Biomarkers to Predict Readmission: Fact or Fantasy?
Katherine L. Morrow, MD and Anahita Dua, MD, MS, MBA
J Crit Limb Ischemia. 2022;2(2):E45.
In this issue of the Journal of Critical Limb Ischemia, the article by Khan et al1 highlights the importance of preoperative biomarkers in identifying patients who are at higher risk of postoperative complications warranting readmission, thereby helping to identify patients who may need closer monitoring postoperatively to ensure appropriate recovery after surgery. As the paper notes, it remains unclear whether lowering these biomarkers would correspond to a reduction in postoperative complications or readmissions, and this is an area that warrants further investigation. We appreciate the authors’ investigation into the use of preoperative C-reactive protein levels as a means of predicting risk of readmission for patients who have undergone elective vascular surgery. However, it appears that these biomarkers can be used at a minimum to identify patients who are at higher risk, which is commendable given that it allows for an opportunity to prevent significant morbidity and reduce financial burden.
Other risk factors for readmission that were noted in this paper included diabetes mellitus and active smoking, both of which are clearly prevalent issues among vascular surgical patients. An important component of both inpatient care and outpatient follow-up includes addressing these and other comorbidities, as they can contribute to the exacerbation of vascular disease processes. Providers should ensure that patients with diabetes are managing their blood sugar levels closely and are making healthy dietary choices. Similarly, educating patients on the impact of cigarette smoking on the vasculature should be emphasized, as some patients don’t recognize the impact of cigarettes beyond the pulmonary system. Management of comorbidities such as diabetes and tobacco use should be emphasized in the care of vascular patients. By highlighting these well-known risk factors in conjunction with reporting on the utility of a new biomarker, the authors provide a potential avenue for risk-predictive scoring.
Aside from the medical issues highlighted by these authors, it is important to note that socioeconomic factors should also be considered when determining a patient’s postoperative care plan, as this can have a major impact on risk for readmission. Case management and social workers in particular can be instrumental in assisting patients with finding resources to help with their recovery. Discharge paperwork should be reviewed carefully with patients to ensure they clearly understand the instructions for postoperative recovery. A patient’s ability to pay for their medications should be determined prior to discharge. Visiting nursing staff should be coordinated if indicated. Providers should ensure that patients have a method of transportation to get to their postoperative clinic visits.

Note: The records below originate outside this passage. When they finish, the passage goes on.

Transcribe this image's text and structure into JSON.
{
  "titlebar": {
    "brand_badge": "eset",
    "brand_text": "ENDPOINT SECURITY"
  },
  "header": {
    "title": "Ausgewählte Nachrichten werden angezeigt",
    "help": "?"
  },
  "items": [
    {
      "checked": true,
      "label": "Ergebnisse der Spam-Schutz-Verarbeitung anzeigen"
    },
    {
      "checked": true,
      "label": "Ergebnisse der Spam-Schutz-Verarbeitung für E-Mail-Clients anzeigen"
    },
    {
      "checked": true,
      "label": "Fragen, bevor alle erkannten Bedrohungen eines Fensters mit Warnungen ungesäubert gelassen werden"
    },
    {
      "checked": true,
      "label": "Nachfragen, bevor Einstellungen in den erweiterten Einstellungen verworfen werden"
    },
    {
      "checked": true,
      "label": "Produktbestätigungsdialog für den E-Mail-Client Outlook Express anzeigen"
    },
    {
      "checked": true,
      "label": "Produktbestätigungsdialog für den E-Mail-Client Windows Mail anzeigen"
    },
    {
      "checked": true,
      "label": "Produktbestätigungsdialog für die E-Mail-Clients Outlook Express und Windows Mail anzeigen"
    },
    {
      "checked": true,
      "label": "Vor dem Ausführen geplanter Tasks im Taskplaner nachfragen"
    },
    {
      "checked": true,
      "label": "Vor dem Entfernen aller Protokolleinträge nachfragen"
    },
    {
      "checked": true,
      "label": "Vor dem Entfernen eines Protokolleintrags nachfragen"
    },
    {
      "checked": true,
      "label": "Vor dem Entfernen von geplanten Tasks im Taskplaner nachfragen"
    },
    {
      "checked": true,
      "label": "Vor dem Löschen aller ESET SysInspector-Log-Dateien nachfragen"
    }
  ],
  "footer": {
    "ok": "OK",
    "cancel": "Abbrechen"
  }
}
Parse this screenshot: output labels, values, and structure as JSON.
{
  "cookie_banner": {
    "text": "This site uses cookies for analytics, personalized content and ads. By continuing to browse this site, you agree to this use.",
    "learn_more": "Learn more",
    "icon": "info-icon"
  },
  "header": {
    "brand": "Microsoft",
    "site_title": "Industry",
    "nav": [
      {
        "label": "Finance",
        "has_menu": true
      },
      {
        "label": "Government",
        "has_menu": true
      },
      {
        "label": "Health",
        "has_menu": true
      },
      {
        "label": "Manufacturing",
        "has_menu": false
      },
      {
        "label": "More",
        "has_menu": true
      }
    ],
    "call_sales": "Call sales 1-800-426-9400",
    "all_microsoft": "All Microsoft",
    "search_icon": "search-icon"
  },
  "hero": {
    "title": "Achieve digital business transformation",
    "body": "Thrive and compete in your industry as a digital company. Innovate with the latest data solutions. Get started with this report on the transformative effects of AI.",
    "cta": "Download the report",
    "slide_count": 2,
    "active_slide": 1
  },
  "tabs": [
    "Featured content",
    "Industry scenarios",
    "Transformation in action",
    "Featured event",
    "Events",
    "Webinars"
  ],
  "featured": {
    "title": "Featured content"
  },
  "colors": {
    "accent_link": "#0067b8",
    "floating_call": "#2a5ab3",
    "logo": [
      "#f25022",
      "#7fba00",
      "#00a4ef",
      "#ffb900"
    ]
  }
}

Consistent outpatient surveillance is needed to ensure patients are progressing appropriately postoperatively.
Clearly, there remains a need for further investigation regarding methods of reducing readmission following elective vascular surgery. This paper alone identified a readmission rate of 29% within 1 year of discharge following elective vascular surgery. Multidisciplinary management of vascular surgical patients is often indicated postoperatively, whether for management of diabetes, cardiac issues, pulmonary disease, or other comorbidities. Routine outpatient clinic follow-up can play a key role in ensuring that patients are progressing appropriately after surgery, and can help to identify problems before they become significant enough to warrant readmission to the hospital. While some readmissions will be unavoidable, others can be avoided with proper management and surveillance in the outpatient setting. A focus on prevention is a cornerstone of medical care in 2022. Biomarkers that may identify higher-risk patients provide a thoughtful, objective avenue that needs continued exploration.
From the Division of Vascular and Endovascular Surgery, Massachusetts General Hospital/Harvard Medical School, Boston, Massachusetts.
Disclosure: The authors have completed and returned the ICMJE Form for Disclosure of Potential Conflicts of Interest. The authors report no conflicts of interest regarding the content herein.
Address for correspondence: Anahita Dua, MD, MS, MBA, FACS, Mass General Vascular Center: Vascular and Endovascular Surgery, 55 Fruit St., Boston, MA 02114. Email: firstname.lastname@example.org